Howard Reed\’s just released a report claiming that remutualising Northern Rock is going to be just great for everyone. Kittens will happily gambol sort of stuff.
We\’re going to hear a great deal about this as Our Chuka tries to convince us all that giving it away rather than selling it is just dandy. We\’ll start with the lie indirect:
This suggests that the proceeds from a Northern Rock flotation or trade sale in the near future would not be sufficient to cover the £50 billion or so of support from public funds already provided in the run-up to and following nationalisation.
That statement, as it stands, is true. But worthless.
For there\’s been two very different sorts of public funds provided. There\’s been the losses, subsidies. And yes, of course, we\’d like to get these back. But we might not, it has to be admitted.
Then there\’s been the financing that has been provided from public funds. Something very different indeed. This is the government lending money to Northern Rock which NR then lends to other people (or slightly more accurately, has already lent to other people). On which interest is paid. And the capital will be paid back in the future. It\’s only when you add these two together that you get the £50 billion.
More: much of that £50 billion in funding is actually in the bad bank, the bit that no one is even thinking of selling.

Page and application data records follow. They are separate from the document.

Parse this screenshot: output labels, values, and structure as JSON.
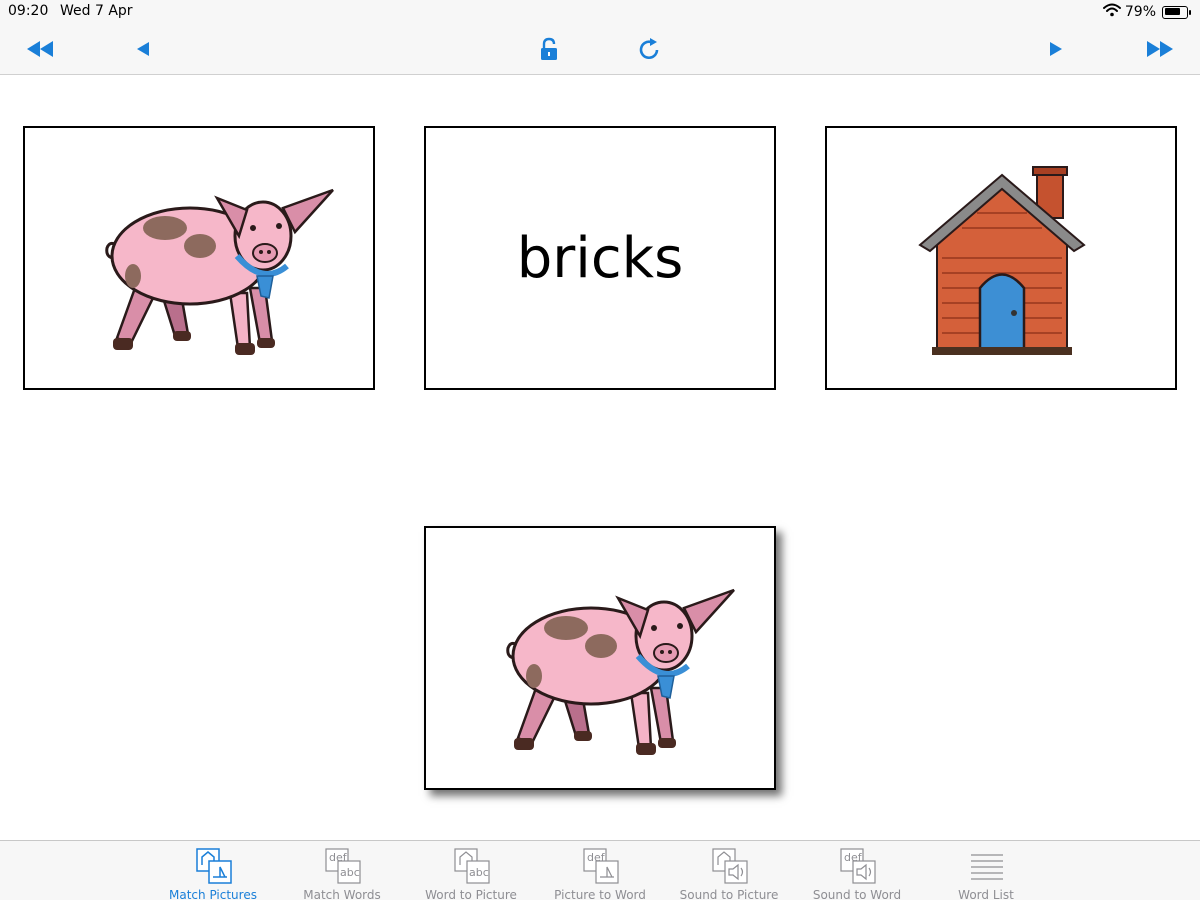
{
  "status_bar": {
    "time": "09:20",
    "date": "Wed 7 Apr",
    "battery": "79%",
    "battery_level": 0.79
  },
  "toolbar": {
    "buttons": [
      {
        "name": "first-button",
        "icon": "double-left-triangle-icon"
      },
      {
        "name": "previous-button",
        "icon": "left-triangle-icon"
      },
      {
        "name": "lock-button",
        "icon": "unlock-icon"
      },
      {
        "name": "refresh-button",
        "icon": "refresh-icon"
      },
      {
        "name": "next-button",
        "icon": "right-triangle-icon"
      },
      {
        "name": "last-button",
        "icon": "double-right-triangle-icon"
      }
    ],
    "accent_color": "#1a7fd8"
  },
  "cards": {
    "choice_1": {
      "type": "picture",
      "picture": "pig"
    },
    "choice_2": {
      "type": "word",
      "word": "bricks"
    },
    "choice_3": {
      "type": "picture",
      "picture": "brick-house"
    },
    "target": {
      "type": "picture",
      "picture": "pig"
    }
  },
  "tabbar": {
    "active": "Match Pictures",
    "tabs": [
      {
        "label": "Match Pictures",
        "icon": "match-pictures-icon"
      },
      {
        "label": "Match Words",
        "icon": "match-words-icon",
        "icon_text_top": "def",
        "icon_text_bottom": "abc"
      },
      {
        "label": "Word to Picture",
        "icon": "word-to-picture-icon",
        "icon_text_bottom": "abc"
      },
      {
        "label": "Picture to Word",
        "icon": "picture-to-word-icon",
        "icon_text_top": "def"
      },
      {
        "label": "Sound to Picture",
        "icon": "sound-to-picture-icon"
      },
      {
        "label": "Sound to Word",
        "icon": "sound-to-word-icon",
        "icon_text_top": "def"
      },
      {
        "label": "Word List",
        "icon": "word-list-icon"
      }
    ]
  }
}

So while it\’s true that privatisation won\’t get the £50 billion back nor will any other solution other than simply time. As people pay off their mortgages which that £50 billion funds then the money will flow back into hte government. But to reject privatisation because that alone won\’t repay the £50 billion is what we might call the lie indirect.
And then we come to the real lunacy:
The aftermath of the financial crisis has seen a huge reduction in net lending to businesses . Figures from the Bank of England (2011) show that net business lending in real terms averaged around £1.6 billion a year between 1998 and 2005, before increasing to £7.4 billion in 2007 at what turned out to be the height of an unsustainable lending boom. The aftermath of the 2008 crisis has seen a collapse in lending, with net lending falling to minus £3.9 billion in 2009 and minus £2.1 billion in 2010.
The one growth sector for business lending, particularly for the small business sector, has been among mutually owned banks and building societies. For example, between 2007 and 2010 the Co-operative Bank doubled the annual amounts it lent to small businesses8.
A mutualised Northern Rock would be able to take a longer view on returns to capital than an independent plc or a subsidiary of a larger bank fixated on short-term returns to capital. It is likely that this would be useful for small businesses and community run businesses (such as social enterprises) in particular.
They know precisely nothing about lending to business. Haven\’t a sodding clue. Working capital? What the fuck\’s that?
Howard Reed seems to think that giving the entirely clueless money to spray around the economy is going to help us recover from having had the entirely clueless spraying money around the economy. Man\’s a loon.
Won\’t stop Our Chuka from quoting him though.